“What the president seems to miss is that environmental activists aren’t as concerned with the potentially devastating impacts of an oil spill in the Arctic as the message it sends to the rest of the world: Bold action on climate change doesn’t look so different from the status quo. In reality, the scale of action that climate science demands is far beyond what Obama has put in place. America can’t solve climate change on its own, but it could offer a truly heroic leader. It just doesn’t seem like Obama is the person for the job.”

Fewer Americans Forego Medical Care

Washington Post: “During the first three months of the year, just 1 in 20 Americans said they did not get medical care they needed because they could not afford it, according to the U.S. Centers for Disease Control and Prevention.”

“The findings, from the federal National Health Interview Survey, show that 4.4 percent of people interviewed from January through March said they had skipped medical care in the previous year because of its cost — the lowest percentage in 16 years.”
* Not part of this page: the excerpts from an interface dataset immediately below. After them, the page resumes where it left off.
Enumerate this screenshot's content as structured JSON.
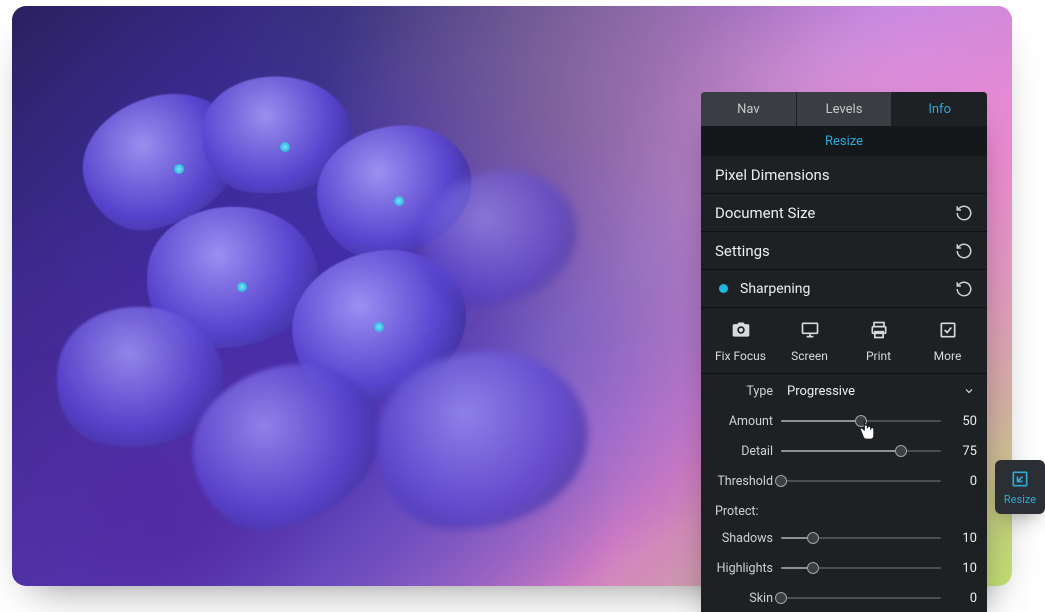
{
  "tabs": {
    "nav": "Nav",
    "levels": "Levels",
    "info": "Info",
    "active": "info"
  },
  "mode": {
    "label": "Resize"
  },
  "sections": {
    "pixel_dimensions": "Pixel Dimensions",
    "document_size": "Document Size",
    "settings": "Settings",
    "sharpening": "Sharpening"
  },
  "presets": {
    "fix_focus": "Fix Focus",
    "screen": "Screen",
    "print": "Print",
    "more": "More"
  },
  "type": {
    "label": "Type",
    "value": "Progressive"
  },
  "sliders": {
    "amount": {
      "label": "Amount",
      "value": 50,
      "min": 0,
      "max": 100
    },
    "detail": {
      "label": "Detail",
      "value": 75,
      "min": 0,
      "max": 100
    },
    "threshold": {
      "label": "Threshold",
      "value": 0,
      "min": 0,
      "max": 100
    }
  },
  "protect": {
    "label": "Protect:",
    "shadows": {
      "label": "Shadows",
      "value": 10,
      "min": 0,
      "max": 50
    },
    "highlights": {
      "label": "Highlights",
      "value": 10,
      "min": 0,
      "max": 50
    },
    "skin": {
      "label": "Skin",
      "value": 0,
      "min": 0,
      "max": 50
    }
  },
  "float_tab": {
    "label": "Resize"
  }
}
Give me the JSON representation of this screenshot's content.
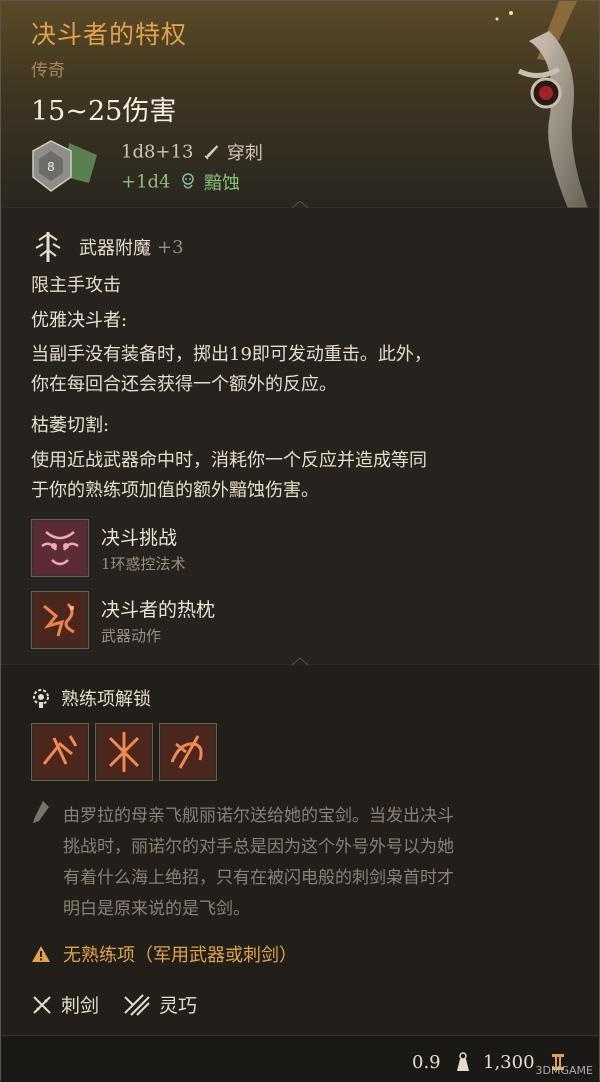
{
  "item": {
    "name": "决斗者的特权",
    "rarity": "传奇",
    "damage": "15~25伤害",
    "dice_label": "8",
    "damage_lines": [
      {
        "value": "1d8+13",
        "type": "穿刺",
        "color": "#cfc5b4"
      },
      {
        "value": "+1d4",
        "type": "黯蚀",
        "color": "#86c07c"
      }
    ]
  },
  "enchant": {
    "label": "武器附魔",
    "bonus": "+3"
  },
  "passives": {
    "main_hand": "限主手攻击",
    "elegant_title": "优雅决斗者:",
    "elegant_line1": "当副手没有装备时，掷出19即可发动重击。此外，",
    "elegant_line2": "你在每回合还会获得一个额外的反应。",
    "wither_title": "枯萎切割:",
    "wither_line1": "使用近战武器命中时，消耗你一个反应并造成等同",
    "wither_line2": "于你的熟练项加值的额外黯蚀伤害。"
  },
  "spells": [
    {
      "name": "决斗挑战",
      "desc": "1环惑控法术",
      "icon": "duel-challenge-icon"
    },
    {
      "name": "决斗者的热枕",
      "desc": "武器动作",
      "icon": "duelist-zeal-icon"
    }
  ],
  "proficiency": {
    "title": "熟练项解锁",
    "actions": [
      "action-icon-1",
      "action-icon-2",
      "action-icon-3"
    ]
  },
  "lore": [
    "由罗拉的母亲飞舰丽诺尔送给她的宝剑。当发出决斗",
    "挑战时，丽诺尔的对手总是因为这个外号外号以为她",
    "有着什么海上绝招，只有在被闪电般的刺剑枭首时才",
    "明白是原来说的是飞剑。"
  ],
  "warning": "无熟练项（军用武器或刺剑）",
  "traits": [
    {
      "label": "刺剑",
      "icon": "rapier-icon"
    },
    {
      "label": "灵巧",
      "icon": "finesse-icon"
    }
  ],
  "footer": {
    "weight": "0.9",
    "price": "1,300"
  },
  "watermark": "3DMGAME",
  "colors": {
    "title": "#e2a24a",
    "rarity": "#a8865a",
    "dark_damage": "#86c07c",
    "warning": "#e0a348"
  }
}
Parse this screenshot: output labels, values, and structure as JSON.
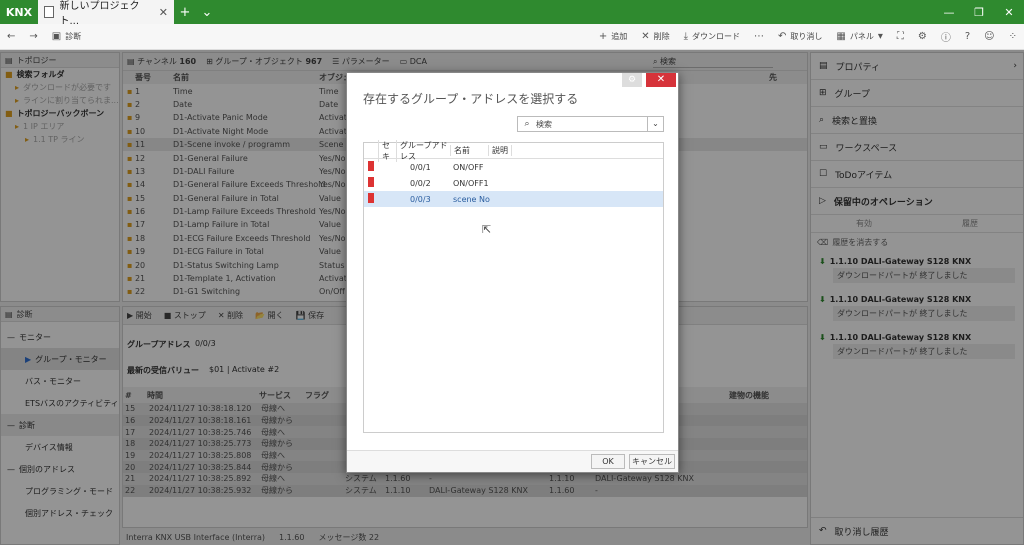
{
  "app": {
    "logo": "KNX",
    "tab_title": "新しいプロジェクト...",
    "new_tab": "+",
    "more": "⌄"
  },
  "toolbar": {
    "diagnostics": "診断",
    "add": "追加",
    "delete": "削除",
    "download": "ダウンロード",
    "undo": "取り消し",
    "panel": "パネル"
  },
  "left_top": {
    "title": "トポロジー",
    "items": [
      {
        "label": "検索フォルダ",
        "bold": true,
        "indent": 0
      },
      {
        "label": "ダウンロードが必要です",
        "bold": false,
        "indent": 1
      },
      {
        "label": "ラインに割り当てられま...",
        "bold": false,
        "indent": 1
      },
      {
        "label": "トポロジーバックボーン",
        "bold": true,
        "indent": 0
      },
      {
        "label": "1 IP エリア",
        "bold": false,
        "indent": 1
      },
      {
        "label": "1.1 TP ライン",
        "bold": false,
        "indent": 2
      }
    ]
  },
  "center_tabs": {
    "channels": "チャンネル",
    "channels_count": "160",
    "group_objects": "グループ・オブジェクト",
    "group_objects_count": "967",
    "parameters": "パラメーター",
    "dca": "DCA",
    "search": "検索"
  },
  "objects": {
    "col_number": "番号",
    "col_name": "名前",
    "col_object": "オブジェ",
    "col_dest": "先",
    "rows": [
      {
        "n": "1",
        "name": "Time",
        "obj": "Time"
      },
      {
        "n": "2",
        "name": "Date",
        "obj": "Date"
      },
      {
        "n": "9",
        "name": "D1-Activate Panic Mode",
        "obj": "Activate"
      },
      {
        "n": "10",
        "name": "D1-Activate Night Mode",
        "obj": "Activate"
      },
      {
        "n": "11",
        "name": "D1-Scene invoke / programm",
        "obj": "Scene N"
      },
      {
        "n": "12",
        "name": "D1-General Failure",
        "obj": "Yes/No"
      },
      {
        "n": "13",
        "name": "D1-DALI Failure",
        "obj": "Yes/No"
      },
      {
        "n": "14",
        "name": "D1-General Failure Exceeds Threshold",
        "obj": "Yes/No"
      },
      {
        "n": "15",
        "name": "D1-General Failure in Total",
        "obj": "Value"
      },
      {
        "n": "16",
        "name": "D1-Lamp Failure Exceeds Threshold",
        "obj": "Yes/No"
      },
      {
        "n": "17",
        "name": "D1-Lamp Failure in Total",
        "obj": "Value"
      },
      {
        "n": "18",
        "name": "D1-ECG Failure Exceeds Threshold",
        "obj": "Yes/No"
      },
      {
        "n": "19",
        "name": "D1-ECG Failure in Total",
        "obj": "Value"
      },
      {
        "n": "20",
        "name": "D1-Status Switching Lamp",
        "obj": "Status"
      },
      {
        "n": "21",
        "name": "D1-Template 1, Activation",
        "obj": "Activate"
      },
      {
        "n": "22",
        "name": "D1-G1 Switching",
        "obj": "On/Off"
      }
    ]
  },
  "diag_panel": {
    "title": "診断",
    "monitor": "モニター",
    "group_monitor": "グループ・モニター",
    "bus_monitor": "バス・モニター",
    "ets_activity": "ETSバスのアクティビティ",
    "diagnostics": "診断",
    "device_info": "デバイス情報",
    "individual_address": "個別のアドレス",
    "programming_mode": "プログラミング・モード",
    "address_check": "個別アドレス・チェック"
  },
  "monitor": {
    "start": "開始",
    "stop": "ストップ",
    "delete": "削除",
    "open": "開く",
    "save": "保存",
    "ga_label": "グループアドレス",
    "ga_value": "0/0/3",
    "last_label": "最新の受信バリュー",
    "last_value": "$01 | Activate #2",
    "col_hash": "#",
    "col_time": "時間",
    "col_service": "サービス",
    "col_flag": "フラグ",
    "col_func": "建物の機能",
    "rows": [
      {
        "n": "15",
        "t": "2024/11/27 10:38:18.120",
        "s": "母線へ",
        "sys": "",
        "a": "",
        "dev": "",
        "b": "",
        "d": "KNX"
      },
      {
        "n": "16",
        "t": "2024/11/27 10:38:18.161",
        "s": "母線から",
        "sys": "",
        "a": "",
        "dev": "",
        "b": "",
        "d": "KNX"
      },
      {
        "n": "17",
        "t": "2024/11/27 10:38:25.746",
        "s": "母線へ",
        "sys": "",
        "a": "",
        "dev": "",
        "b": "",
        "d": ""
      },
      {
        "n": "18",
        "t": "2024/11/27 10:38:25.773",
        "s": "母線から",
        "sys": "",
        "a": "",
        "dev": "",
        "b": "",
        "d": "KNX"
      },
      {
        "n": "19",
        "t": "2024/11/27 10:38:25.808",
        "s": "母線へ",
        "sys": "",
        "a": "",
        "dev": "",
        "b": "",
        "d": "KNX"
      },
      {
        "n": "20",
        "t": "2024/11/27 10:38:25.844",
        "s": "母線から",
        "sys": "システム",
        "a": "1.1.10",
        "dev": "DALI-Gateway S128 KNX",
        "b": "1.1.60",
        "d": "-"
      },
      {
        "n": "21",
        "t": "2024/11/27 10:38:25.892",
        "s": "母線へ",
        "sys": "システム",
        "a": "1.1.60",
        "dev": "-",
        "b": "1.1.10",
        "d": "DALI-Gateway S128 KNX"
      },
      {
        "n": "22",
        "t": "2024/11/27 10:38:25.932",
        "s": "母線から",
        "sys": "システム",
        "a": "1.1.10",
        "dev": "DALI-Gateway S128 KNX",
        "b": "1.1.60",
        "d": "-"
      }
    ]
  },
  "statusbar": {
    "interface": "Interra KNX USB Interface (Interra)",
    "address": "1.1.60",
    "messages": "メッセージ数 22"
  },
  "right": {
    "properties": "プロパティ",
    "groups": "グループ",
    "search_replace": "検索と置換",
    "workspace": "ワークスペース",
    "todo": "ToDoアイテム",
    "pending": "保留中のオペレーション",
    "valid": "有効",
    "history_tab": "履歴",
    "clear_history": "履歴を消去する",
    "ops": [
      {
        "title": "1.1.10 DALI-Gateway S128 KNX",
        "sub": "ダウンロードパートが 終了しました"
      },
      {
        "title": "1.1.10 DALI-Gateway S128 KNX",
        "sub": "ダウンロードパートが 終了しました"
      },
      {
        "title": "1.1.10 DALI-Gateway S128 KNX",
        "sub": "ダウンロードパートが 終了しました"
      }
    ],
    "undo_history": "取り消し履歴"
  },
  "dialog": {
    "title": "存在するグループ・アドレスを選択する",
    "search_placeholder": "検索",
    "col_seki": "セキ",
    "col_address": "グループアドレス",
    "col_name": "名前",
    "col_desc": "説明",
    "rows": [
      {
        "addr": "0/0/1",
        "name": "ON/OFF",
        "selected": false
      },
      {
        "addr": "0/0/2",
        "name": "ON/OFF1",
        "selected": false
      },
      {
        "addr": "0/0/3",
        "name": "scene No",
        "selected": true
      }
    ],
    "ok": "OK",
    "cancel": "キャンセル"
  }
}
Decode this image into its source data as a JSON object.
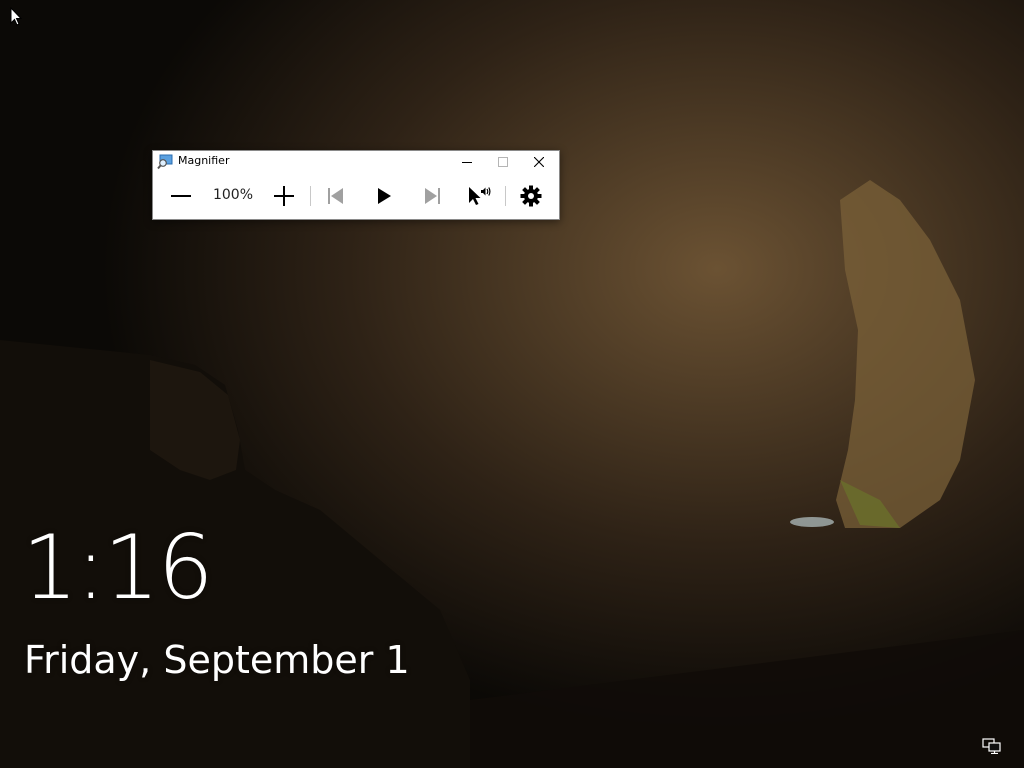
{
  "magnifier": {
    "title": "Magnifier",
    "zoom_level": "100%"
  },
  "lockscreen": {
    "time": "1:16",
    "date": "Friday, September 1"
  },
  "icons": {
    "app": "magnifier-app-icon",
    "minimize": "minimize-icon",
    "maximize": "maximize-icon",
    "close": "close-icon",
    "zoom_out": "minus-icon",
    "zoom_in": "plus-icon",
    "previous": "skip-previous-icon",
    "play": "play-icon",
    "next": "skip-next-icon",
    "read_from_pointer": "pointer-speaker-icon",
    "settings": "gear-icon",
    "network": "network-icon",
    "cursor": "mouse-cursor-icon"
  },
  "colors": {
    "window_bg": "#ffffff",
    "icon_active": "#000000",
    "icon_disabled": "#a0a0a0",
    "lock_text": "#ffffff"
  }
}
“The survey, conducted with people of all ages, does not explain the reason why fewer people are avoiding treatment because of its cost, but the improvement coincides with two big changes: Health insurance has become more common under the Affordable Care Act as government exchanges began nearly two years ago to sell private insurance policies for people who cannot get coverage through a job and as Medicaid for low-income people expanded in some states. At the same time, the economy has been recovering from the Great Recession of 2008-09, so more people are working.”

Poll: Republicans Fail Birther Quiz

Think Progress: “Sen. Ted Cruz (R-TX), was born in Calgary, Alberta in Canada in 1970, according to the birth certificate he released two years ago. But a Public Policy Polling poll released on Monday found that 40 percent of Republican voters falsely believe Cruz was born in the United States — compared to just 29 percent who believe the same of Hawaiian-born Barack Obama. Just 22 percent of Republicans said they believe Cruz was born abroad.”

“The poll indicates that a misinformation campaign by Donald Trump and other prominent Republicans has successfully convinced a large plurality of Republicans — 44 percent of those polled — that President Obama was born outside of the United States.”

Among Trump supporters “61 percent said Obama was not born in the U.S., while a mere 21 percent concede that he was American born. The poll also found that a 54 percent of Republican voters believe the president is a Muslim, versus just 14 percent who believe him to be a Christian.”

A Win for Public Health: Smoking Rate at a New Low

Jonathan Cohn: “New survey data, which the U.S. Centers for Disease Control and Prevention released Tuesday morning, suggests that just 15.2 percent of American adults are now using cigarettes on a regular basis. That smoking rate is nearly 2 percentage points lower than what the same survey reported for calendar year 2014. ”

“This year’s reduction is part of a long-term trend that dates back at least 50 years, to when the surgeon general published a landmark report identifying smoking as a health hazard. Since that time, officials and public health advocates have been waging the policy equivalent of a full-court press against smoking.”

“Of course, some portion of the people who no longer smoke cigarettes have probably switched to using electronic cigarettes, the health effects of which remain the subject of intense debate even among scholars and anti-smoking activists.”